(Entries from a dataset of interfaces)
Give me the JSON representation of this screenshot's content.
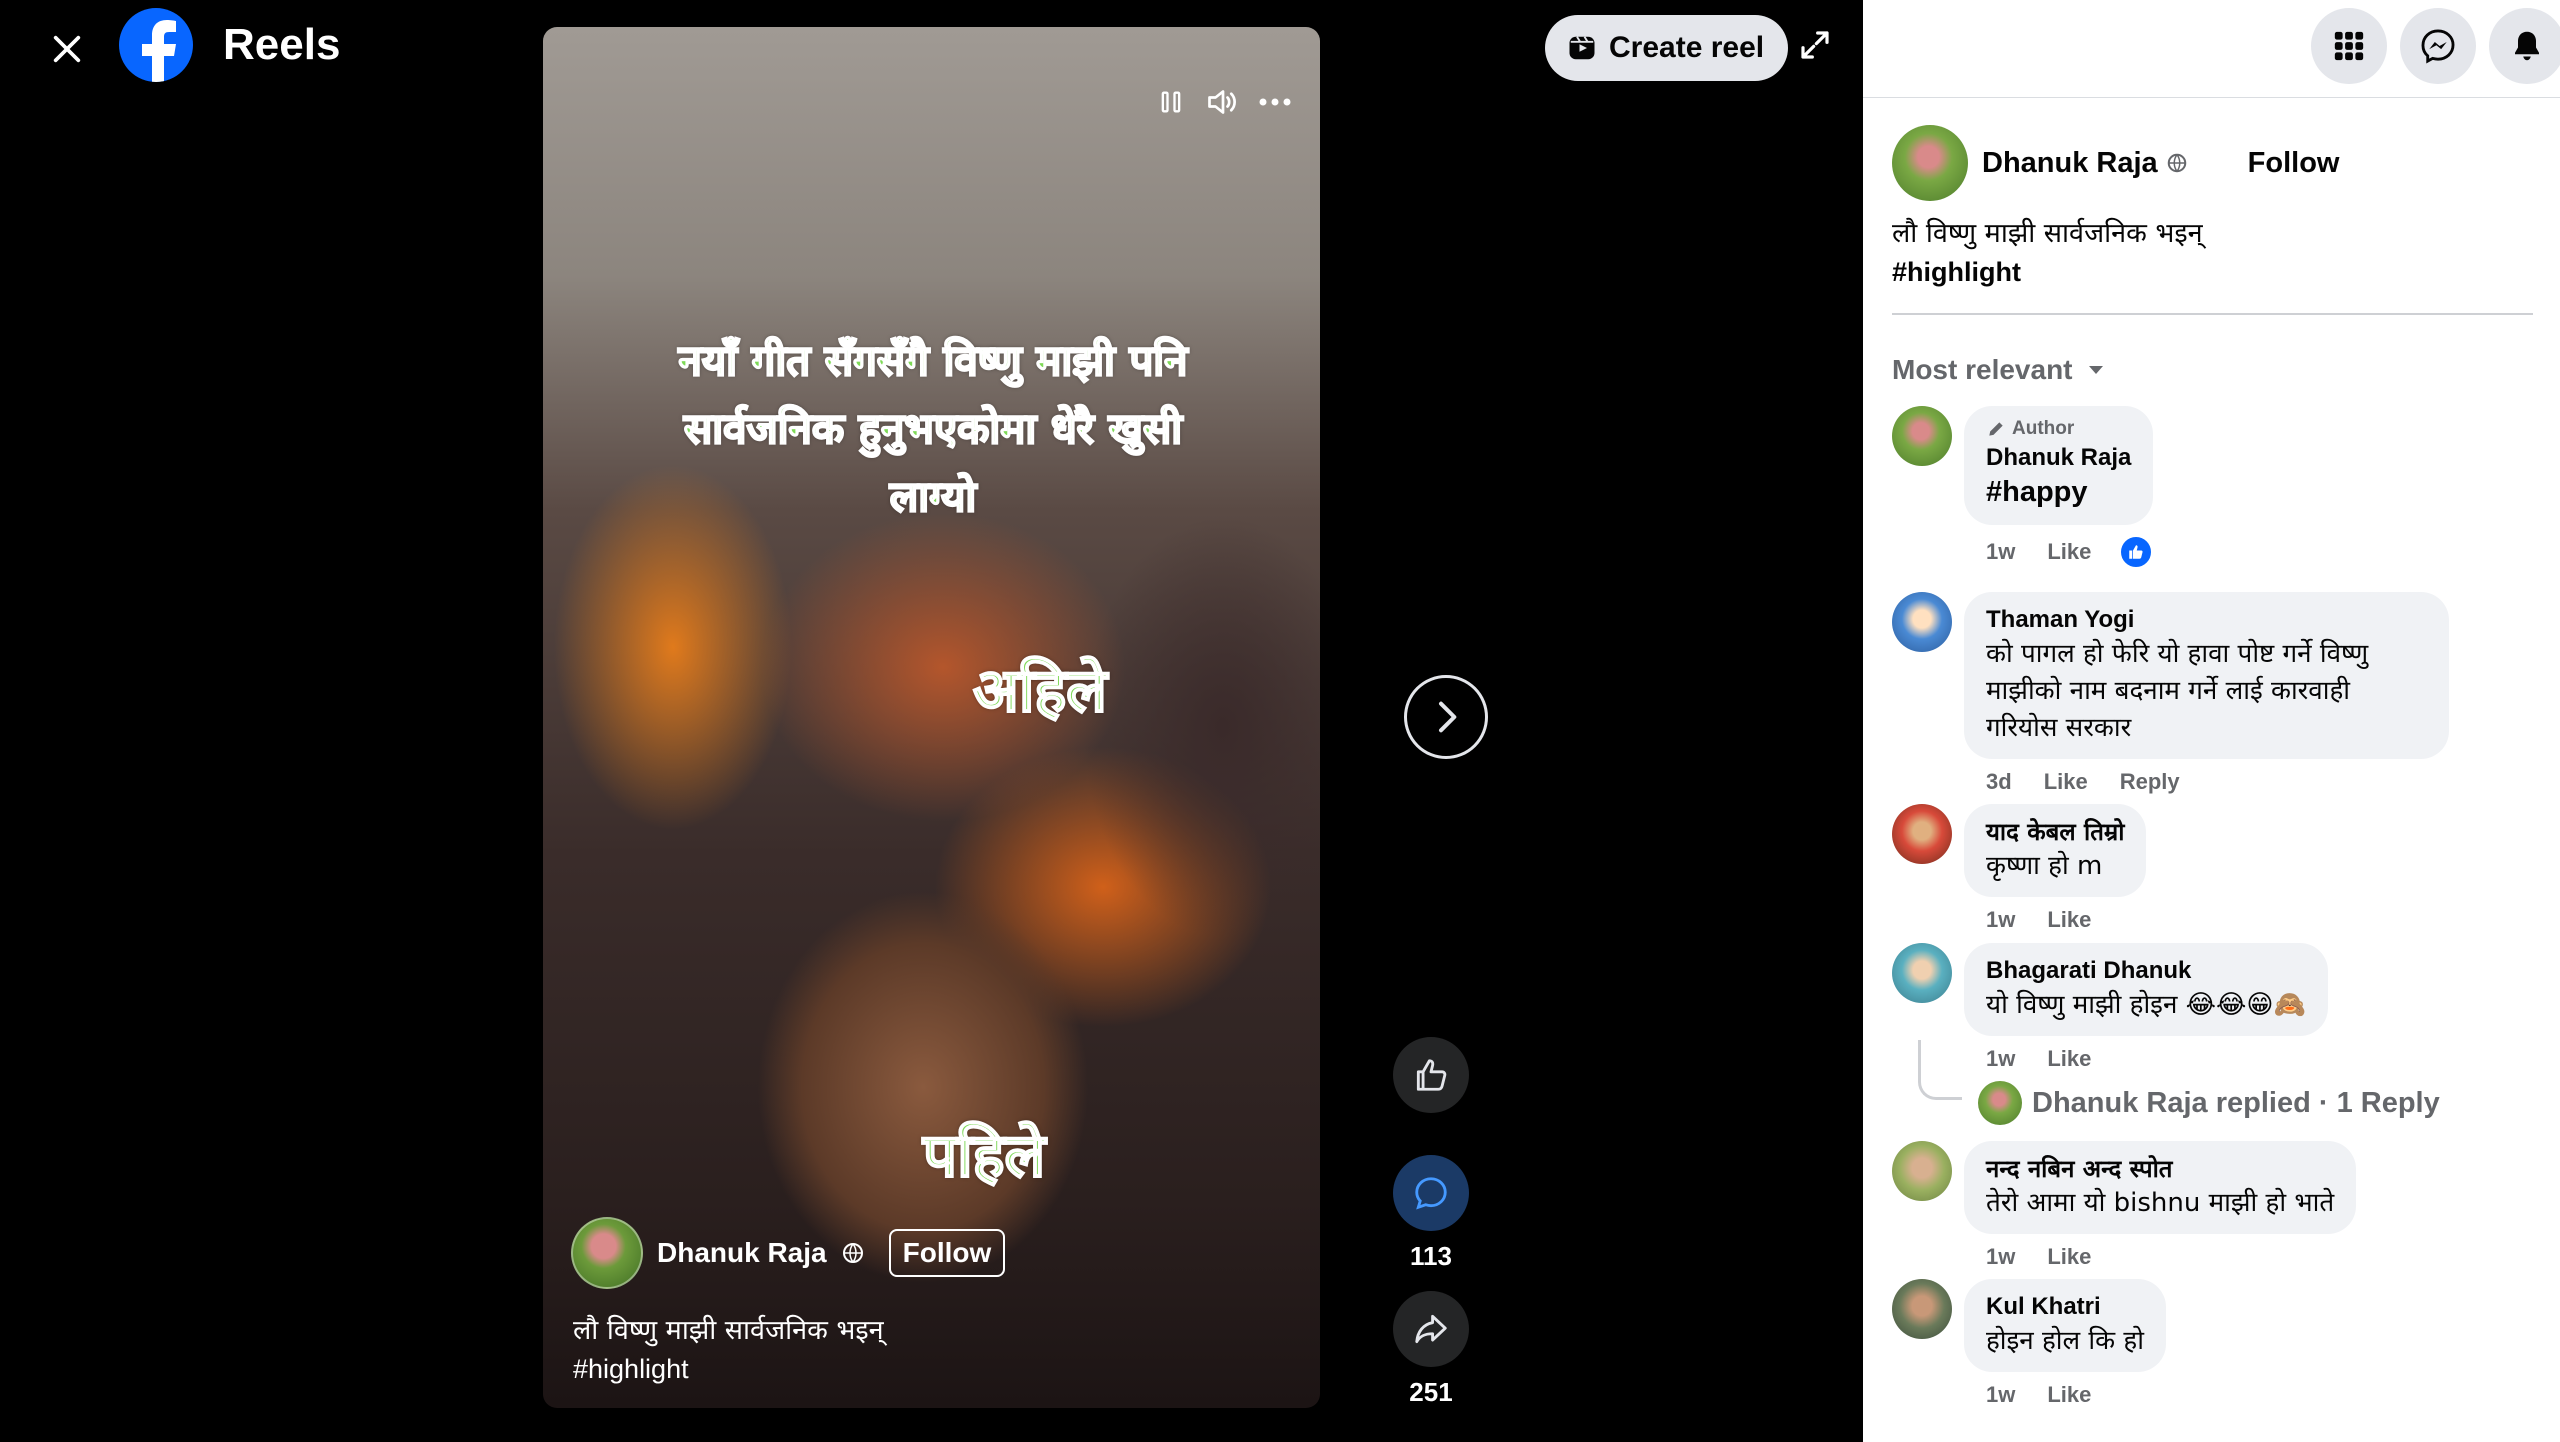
{
  "header": {
    "title": "Reels",
    "create_reel_label": "Create reel"
  },
  "video": {
    "overlay_main": "नयाँ गीत सँगसँगै विष्णु माझी पनि सार्वजनिक हुनुभएकोमा धेरै खुसी लाग्यो",
    "overlay_now": "अहिले",
    "overlay_before": "पहिले",
    "author_name": "Dhanuk Raja",
    "follow_label": "Follow",
    "caption_line1": "लौ विष्णु माझी सार्वजनिक भइन्",
    "caption_line2": "#highlight"
  },
  "actions": {
    "comments_count": "113",
    "shares_count": "251"
  },
  "post": {
    "author_name": "Dhanuk Raja",
    "follow_label": "Follow",
    "caption_line1": "लौ विष्णु माझी सार्वजनिक भइन्",
    "caption_line2": "#highlight",
    "sort_label": "Most relevant"
  },
  "comments": [
    {
      "author_tag": "Author",
      "name": "Dhanuk Raja",
      "text": "#happy",
      "time": "1w",
      "like": "Like"
    },
    {
      "name": "Thaman Yogi",
      "text": "को पागल हो फेरि यो हावा पोष्ट गर्ने विष्णु माझीको नाम बदनाम गर्ने लाई कारवाही गरियोस सरकार",
      "time": "3d",
      "like": "Like",
      "reply": "Reply"
    },
    {
      "name": "याद केबल तिम्रो",
      "text": "कृष्णा हो m",
      "time": "1w",
      "like": "Like"
    },
    {
      "name": "Bhagarati Dhanuk",
      "text": "यो विष्णु माझी होइन 😂😂😁🙈",
      "time": "1w",
      "like": "Like"
    },
    {
      "name": "नन्द नबिन अन्द स्पोत",
      "text": "तेरो आमा यो bishnu माझी हो भाते",
      "time": "1w",
      "like": "Like"
    },
    {
      "name": "Kul Khatri",
      "text": "होइन होल कि हो",
      "time": "1w",
      "like": "Like"
    }
  ],
  "replies": {
    "label": "Dhanuk Raja replied · 1 Reply"
  },
  "colors": {
    "brand": "#0866ff",
    "overlay_text": "#7ed957"
  }
}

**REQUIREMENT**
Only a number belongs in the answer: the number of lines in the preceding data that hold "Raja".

**WORKED SOLUTION**
4